Dataset records
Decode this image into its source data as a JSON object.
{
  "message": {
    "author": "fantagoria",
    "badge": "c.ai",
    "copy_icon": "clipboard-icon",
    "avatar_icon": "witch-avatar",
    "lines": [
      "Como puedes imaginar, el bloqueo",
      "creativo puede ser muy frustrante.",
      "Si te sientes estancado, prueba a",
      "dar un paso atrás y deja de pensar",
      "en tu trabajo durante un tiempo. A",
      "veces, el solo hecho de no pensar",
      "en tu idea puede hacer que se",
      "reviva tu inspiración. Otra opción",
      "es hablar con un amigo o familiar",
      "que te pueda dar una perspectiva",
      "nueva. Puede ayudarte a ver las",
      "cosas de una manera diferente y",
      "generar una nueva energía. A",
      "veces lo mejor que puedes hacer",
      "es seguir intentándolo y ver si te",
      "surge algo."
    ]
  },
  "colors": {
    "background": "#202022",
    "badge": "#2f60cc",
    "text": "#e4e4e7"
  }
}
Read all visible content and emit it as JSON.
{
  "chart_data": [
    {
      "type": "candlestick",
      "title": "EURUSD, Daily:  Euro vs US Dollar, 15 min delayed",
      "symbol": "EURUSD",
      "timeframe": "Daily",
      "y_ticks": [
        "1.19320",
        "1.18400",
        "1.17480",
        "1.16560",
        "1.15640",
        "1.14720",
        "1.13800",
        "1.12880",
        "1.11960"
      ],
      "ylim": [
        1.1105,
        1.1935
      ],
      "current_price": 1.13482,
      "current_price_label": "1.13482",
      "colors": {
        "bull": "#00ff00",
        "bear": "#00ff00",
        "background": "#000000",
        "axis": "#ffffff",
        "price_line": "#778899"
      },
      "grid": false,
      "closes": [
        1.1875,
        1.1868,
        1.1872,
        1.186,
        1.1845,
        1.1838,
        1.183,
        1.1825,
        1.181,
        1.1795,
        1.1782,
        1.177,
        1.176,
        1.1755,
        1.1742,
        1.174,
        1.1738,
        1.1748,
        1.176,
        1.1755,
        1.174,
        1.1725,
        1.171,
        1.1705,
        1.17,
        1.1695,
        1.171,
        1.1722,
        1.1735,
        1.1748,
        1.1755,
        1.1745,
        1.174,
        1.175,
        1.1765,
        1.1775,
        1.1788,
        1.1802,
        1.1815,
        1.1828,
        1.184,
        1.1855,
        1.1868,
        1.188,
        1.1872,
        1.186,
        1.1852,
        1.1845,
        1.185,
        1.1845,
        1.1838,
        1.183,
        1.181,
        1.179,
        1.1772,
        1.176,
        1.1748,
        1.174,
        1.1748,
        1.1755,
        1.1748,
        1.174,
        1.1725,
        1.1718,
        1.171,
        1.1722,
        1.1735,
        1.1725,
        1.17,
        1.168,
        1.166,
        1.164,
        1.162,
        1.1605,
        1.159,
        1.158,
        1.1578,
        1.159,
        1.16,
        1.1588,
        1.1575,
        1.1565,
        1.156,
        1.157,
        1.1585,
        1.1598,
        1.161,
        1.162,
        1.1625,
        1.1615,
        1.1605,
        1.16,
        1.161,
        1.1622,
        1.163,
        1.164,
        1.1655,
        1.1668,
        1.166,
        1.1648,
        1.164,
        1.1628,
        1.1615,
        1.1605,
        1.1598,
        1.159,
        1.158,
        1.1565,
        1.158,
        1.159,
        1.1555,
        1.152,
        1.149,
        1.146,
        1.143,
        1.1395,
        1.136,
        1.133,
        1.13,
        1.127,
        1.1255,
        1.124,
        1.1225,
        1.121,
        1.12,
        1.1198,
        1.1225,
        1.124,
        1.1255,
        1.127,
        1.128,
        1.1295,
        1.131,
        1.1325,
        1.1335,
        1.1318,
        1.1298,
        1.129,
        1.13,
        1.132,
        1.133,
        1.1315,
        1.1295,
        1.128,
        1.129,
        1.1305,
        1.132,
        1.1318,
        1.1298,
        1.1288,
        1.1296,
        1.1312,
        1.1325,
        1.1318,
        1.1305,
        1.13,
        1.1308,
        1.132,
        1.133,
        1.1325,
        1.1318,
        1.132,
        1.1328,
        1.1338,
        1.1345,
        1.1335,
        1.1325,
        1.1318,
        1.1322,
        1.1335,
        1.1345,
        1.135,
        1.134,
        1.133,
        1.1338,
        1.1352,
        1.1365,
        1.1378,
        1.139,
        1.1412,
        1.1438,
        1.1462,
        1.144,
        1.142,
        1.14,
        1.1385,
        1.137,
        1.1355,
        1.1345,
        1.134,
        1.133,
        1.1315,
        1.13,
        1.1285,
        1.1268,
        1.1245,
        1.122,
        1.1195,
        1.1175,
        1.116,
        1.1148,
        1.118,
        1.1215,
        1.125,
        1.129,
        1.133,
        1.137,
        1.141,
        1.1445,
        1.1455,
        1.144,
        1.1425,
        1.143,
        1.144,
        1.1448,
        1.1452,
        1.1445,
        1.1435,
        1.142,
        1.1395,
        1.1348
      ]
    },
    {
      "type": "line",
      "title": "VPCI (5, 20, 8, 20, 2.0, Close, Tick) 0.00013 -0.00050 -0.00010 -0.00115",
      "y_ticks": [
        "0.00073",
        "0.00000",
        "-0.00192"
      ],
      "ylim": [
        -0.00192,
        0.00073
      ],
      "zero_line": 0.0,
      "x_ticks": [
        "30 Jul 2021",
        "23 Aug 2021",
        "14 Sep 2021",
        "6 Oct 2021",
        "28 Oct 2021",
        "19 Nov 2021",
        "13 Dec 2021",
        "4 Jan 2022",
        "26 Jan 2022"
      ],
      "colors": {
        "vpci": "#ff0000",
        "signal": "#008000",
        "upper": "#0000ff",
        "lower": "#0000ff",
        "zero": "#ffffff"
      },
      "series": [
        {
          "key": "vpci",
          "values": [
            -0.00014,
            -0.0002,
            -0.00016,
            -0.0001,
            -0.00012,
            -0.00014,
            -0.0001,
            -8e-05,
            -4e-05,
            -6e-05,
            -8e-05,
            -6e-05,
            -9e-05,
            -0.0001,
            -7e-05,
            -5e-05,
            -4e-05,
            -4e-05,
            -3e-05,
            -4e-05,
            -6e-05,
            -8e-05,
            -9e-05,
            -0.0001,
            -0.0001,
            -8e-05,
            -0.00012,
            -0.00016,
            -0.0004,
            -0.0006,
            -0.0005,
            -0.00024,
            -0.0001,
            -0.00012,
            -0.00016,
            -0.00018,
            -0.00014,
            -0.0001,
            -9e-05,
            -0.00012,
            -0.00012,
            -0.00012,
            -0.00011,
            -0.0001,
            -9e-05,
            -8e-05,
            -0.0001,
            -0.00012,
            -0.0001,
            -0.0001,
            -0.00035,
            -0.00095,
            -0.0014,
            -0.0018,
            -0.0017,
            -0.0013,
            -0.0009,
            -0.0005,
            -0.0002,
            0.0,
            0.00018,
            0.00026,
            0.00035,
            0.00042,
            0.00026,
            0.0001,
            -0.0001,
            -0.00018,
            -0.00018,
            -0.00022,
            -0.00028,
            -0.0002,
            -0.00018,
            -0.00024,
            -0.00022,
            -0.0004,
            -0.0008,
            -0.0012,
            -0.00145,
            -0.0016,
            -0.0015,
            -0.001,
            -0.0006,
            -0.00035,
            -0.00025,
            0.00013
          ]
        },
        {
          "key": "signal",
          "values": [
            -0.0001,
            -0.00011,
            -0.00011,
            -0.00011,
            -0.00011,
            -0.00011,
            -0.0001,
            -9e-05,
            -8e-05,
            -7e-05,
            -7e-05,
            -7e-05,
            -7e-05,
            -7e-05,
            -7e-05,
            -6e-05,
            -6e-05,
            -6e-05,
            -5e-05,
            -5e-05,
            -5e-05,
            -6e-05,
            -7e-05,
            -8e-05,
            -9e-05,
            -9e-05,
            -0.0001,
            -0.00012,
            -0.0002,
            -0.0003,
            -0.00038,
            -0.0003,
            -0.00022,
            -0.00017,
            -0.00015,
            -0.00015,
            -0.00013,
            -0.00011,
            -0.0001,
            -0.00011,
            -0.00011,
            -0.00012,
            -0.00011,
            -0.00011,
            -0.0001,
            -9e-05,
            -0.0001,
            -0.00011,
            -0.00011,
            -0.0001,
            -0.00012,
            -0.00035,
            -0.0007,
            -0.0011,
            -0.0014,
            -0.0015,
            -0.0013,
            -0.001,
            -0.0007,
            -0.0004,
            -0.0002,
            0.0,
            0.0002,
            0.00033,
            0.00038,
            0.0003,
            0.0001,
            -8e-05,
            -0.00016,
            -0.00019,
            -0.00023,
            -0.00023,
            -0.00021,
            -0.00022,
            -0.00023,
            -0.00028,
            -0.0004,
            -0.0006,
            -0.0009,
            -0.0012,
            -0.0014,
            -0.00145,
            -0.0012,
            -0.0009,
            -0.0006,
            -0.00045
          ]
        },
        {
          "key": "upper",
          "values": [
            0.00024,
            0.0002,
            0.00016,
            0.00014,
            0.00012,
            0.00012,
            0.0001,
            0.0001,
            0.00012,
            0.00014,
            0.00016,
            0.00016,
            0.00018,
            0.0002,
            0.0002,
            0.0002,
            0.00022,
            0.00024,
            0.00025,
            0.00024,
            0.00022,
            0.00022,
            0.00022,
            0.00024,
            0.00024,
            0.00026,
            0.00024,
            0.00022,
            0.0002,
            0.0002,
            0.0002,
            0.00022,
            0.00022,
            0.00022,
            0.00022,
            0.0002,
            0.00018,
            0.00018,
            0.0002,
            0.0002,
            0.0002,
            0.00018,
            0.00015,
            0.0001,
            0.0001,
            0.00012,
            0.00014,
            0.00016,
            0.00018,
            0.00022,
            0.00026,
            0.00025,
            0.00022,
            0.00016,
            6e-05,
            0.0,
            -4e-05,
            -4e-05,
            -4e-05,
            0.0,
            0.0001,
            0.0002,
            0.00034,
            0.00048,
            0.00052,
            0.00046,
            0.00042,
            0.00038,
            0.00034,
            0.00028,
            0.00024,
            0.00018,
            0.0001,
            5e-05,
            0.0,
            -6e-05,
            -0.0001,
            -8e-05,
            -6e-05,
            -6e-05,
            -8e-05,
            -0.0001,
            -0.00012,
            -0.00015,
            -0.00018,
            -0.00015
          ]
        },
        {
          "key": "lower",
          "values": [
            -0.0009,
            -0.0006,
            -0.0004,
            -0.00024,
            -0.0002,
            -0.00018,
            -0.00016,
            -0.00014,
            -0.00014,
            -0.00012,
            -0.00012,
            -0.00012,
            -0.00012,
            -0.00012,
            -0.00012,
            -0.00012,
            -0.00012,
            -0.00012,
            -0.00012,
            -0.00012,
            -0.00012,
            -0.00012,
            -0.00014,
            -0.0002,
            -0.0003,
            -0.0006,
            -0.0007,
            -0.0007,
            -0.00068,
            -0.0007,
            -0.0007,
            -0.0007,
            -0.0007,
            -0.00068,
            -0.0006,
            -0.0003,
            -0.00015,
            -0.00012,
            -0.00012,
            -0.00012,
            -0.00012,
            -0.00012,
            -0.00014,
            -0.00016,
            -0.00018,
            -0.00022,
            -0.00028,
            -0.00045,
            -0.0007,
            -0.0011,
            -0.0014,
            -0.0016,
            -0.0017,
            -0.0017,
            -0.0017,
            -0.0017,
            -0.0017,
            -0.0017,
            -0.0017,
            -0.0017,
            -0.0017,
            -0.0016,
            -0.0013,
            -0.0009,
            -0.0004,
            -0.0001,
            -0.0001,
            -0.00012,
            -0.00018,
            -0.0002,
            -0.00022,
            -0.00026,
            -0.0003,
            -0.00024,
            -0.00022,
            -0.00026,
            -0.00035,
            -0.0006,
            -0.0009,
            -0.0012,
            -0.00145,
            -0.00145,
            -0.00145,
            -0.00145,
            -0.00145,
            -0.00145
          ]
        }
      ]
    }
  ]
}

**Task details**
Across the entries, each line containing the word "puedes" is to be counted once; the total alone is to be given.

**Worked solution**
2